Tag: expensive gear

Say goodbye to the unconditional fly rod warranty?

Leland Fly Fishing Outfitters, a powerhouse of online sales, has introduced a new line of fly rods under their Red Truck brand. Strangely enough, that same brand happens to be their outlet store moniker, but I immediately thought about how premium rod makers would feel having a retailer producing their own rods. Then I saw the warranty…

It’s simple:

– If your Red Truck fly rod breaks due to manufacturer defect, of course we will replace the broken section or make appropriate replacement for the usable lifetime of your rod

– If you break your Red Truck fly rod due to normal fishing, we ask that you pay the reasonable replacement price, comparable to the shipping and handling fees most manufacturers charge, for the section/s of the rod you (or your car door, or your four-legged friend) broke.

In other words…

Most fly rod brands build in an extra “insurance” cost on every fly rod they manufacture, knowing that this will cover the cost of the few who abuse their fly rods. For those who take care of their angling equipment, it’s pure profit for “The Man.”

But what about you? You take great care of your fly rods and might never need a breakage warranty “built-in” to the retail cost of the rod.

At Red Truck, we know that fly rods break, but we believe that you should only pay for what you use.

Fair enough. And an h/t to Moldy Chum.

Meanwhile, Deeter & Company recently broached the issue in the midst of discussing the plethora of tougher product about to hit the streets. Within was this nugget…

One industry insider I talked with (whose company eats about $2 million a year replacing broken rods) said that the rod warranty is still one of the biggest disasters ever to hit the fly rod world. And I’m not sure most consumers even like it.

There you have it folks: one side pushing rods at rock bottom prices without the unconditional warranty, and the other trying to build them better so they’ll never need to be fixed in the first place. Confusing, eh?

Of course, there are other manufacturers out there selling at Leland’s price points that will still replace your stick for no charge, but the shop does one better by saying if the Red Truck isn’t hands down your favorite rod they’ll take it back. They don’t tell you whether you’ll get a refund, but it is certain they’ve got a place to sell it used. You can also be sure that no matter how indestructible a fly rod is engineered, there is an angler who will find a way to break it. However, if even a small percentage of rods come away unscathed as a result of better builds, it looks like a positive. After R&D and other fixed costs are finally absorbed, of course.

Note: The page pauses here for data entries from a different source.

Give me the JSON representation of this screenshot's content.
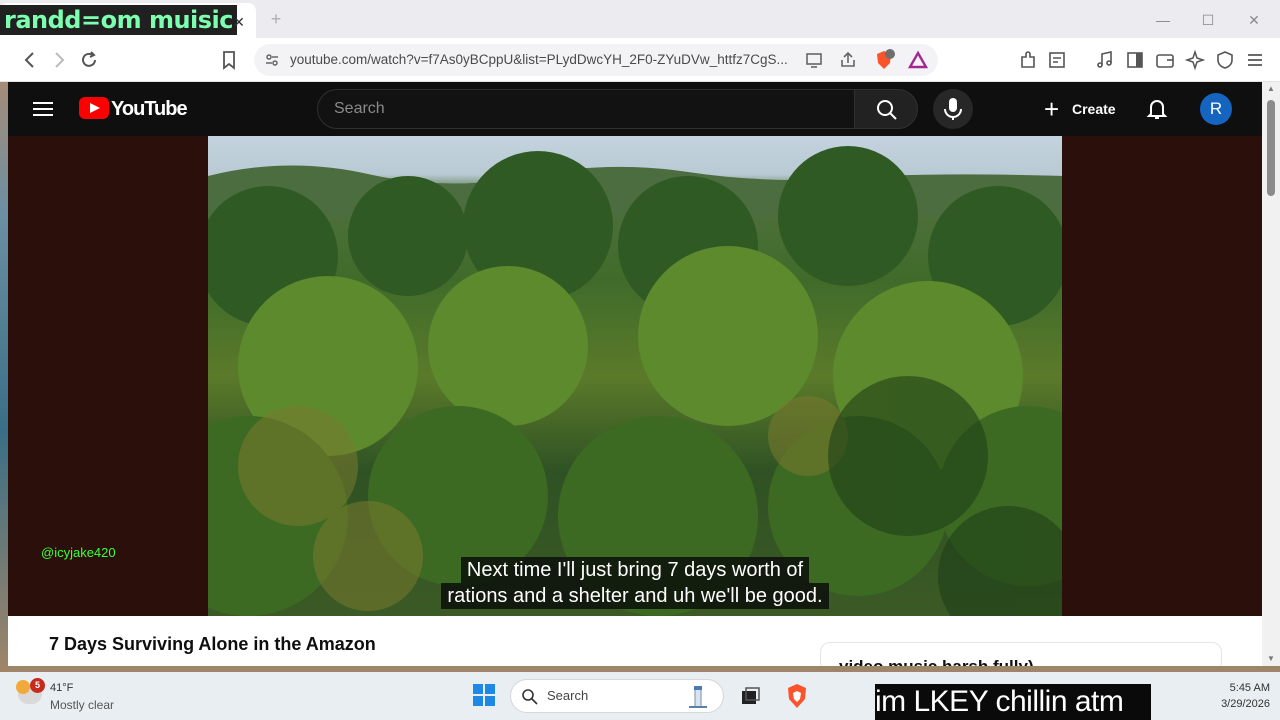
{
  "browser": {
    "tab_title": "randd=om muisic",
    "tab_close": "✕",
    "new_tab": "+",
    "url": "youtube.com/watch?v=f7As0yBCppU&list=PLydDwcYH_2F0-ZYuDVw_httfz7CgS...",
    "shield_count": "34",
    "window": {
      "minimize": "—",
      "maximize": "☐",
      "close": "✕"
    }
  },
  "youtube": {
    "logo_text": "YouTube",
    "search_placeholder": "Search",
    "create_label": "Create",
    "avatar_initial": "R"
  },
  "video": {
    "caption_line1": "Next time I'll just bring 7 days worth of",
    "caption_line2": "rations and a shelter and uh we'll be good.",
    "watermark": "@icyjake420",
    "title": "7 Days Surviving Alone in the Amazon"
  },
  "side_card": {
    "partial_text": "video music harsh fully)"
  },
  "taskbar": {
    "weather_badge": "5",
    "weather_temp": "41°F",
    "weather_desc": "Mostly clear",
    "search_label": "Search",
    "time": "5:45 AM",
    "date": "3/29/2026"
  },
  "stream_overlay": {
    "text": "im LKEY chillin atm"
  },
  "colors": {
    "youtube_red": "#ff0000",
    "tab_overlay_text": "#7dffb0",
    "watermark_green": "#3cff3c",
    "avatar_blue": "#1565c0"
  }
}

Who wins and who loses under these scenarios? Will Leland’s new line become everyone’s rod of choice, or will the eBay rivers wind up running blood Red? Can premium rods with armor plating reinvigorate the sport, or are the price points still too high for the folks struggling with their second mortgage loans?

Even bigger question: How will other rod makers react, and where does the local fly shop fit in to all this?

MG signing off (with nothing but questions)

Fly fishing is the world’s biggest Ponzi scheme

Diehard fly-fishers already know this

First, you mortgage your life for a collection of very expensive gear. Before you’ve gotten any return on your investment, you get all your friends involved and they buy sloughs of pricey rods and reels. They soon find the sport is a lot more difficult than it looks, so to soothe their sore shoulders (not from casting – it’s the chip on said shoulder causing the pain) they lure yet more people to fly fishing. In turn more high-priced graphite and aluminum wonders exit the shop.

Along the way millions of leaders are broken, billions of indicators and egg weights come loose, and trillions of flies are snagged on overhanging tree branches and mangrove roots.  If you’re lucky, someone in your long line of friends wants to get involved and happens to have more money than you – they buy all the gear you can’t afford (and then you just borrow it).

To hell with all the rhetoric about getting back to nature, having time to reflect, converging with zen states of being – fly fishing is the most aggravating thing a human being can do. The only way anyone involved in the insanity ever gets a return on their investment is…uh…well…they won’t. Never will. A slight consolation is that if you take really, really good care of your gear you might be able to pass it on to your progeny.

We are all suckers.

Anyone reading this who actually fly fishes more than once a decade is now concurring wholeheartedly. And as irony would have it, some folks intimately related to Madoff Investments own part of Abel reels – Singlebarbed and Moldy Chum have more.

What I really take offense to is the notion of Madoff Investments being history’s biggest Ponzi scheme. It’s fly fishing, dammit, and I am in possession of shit loads of AMEX statements to prove it.

Now where’s my bailout?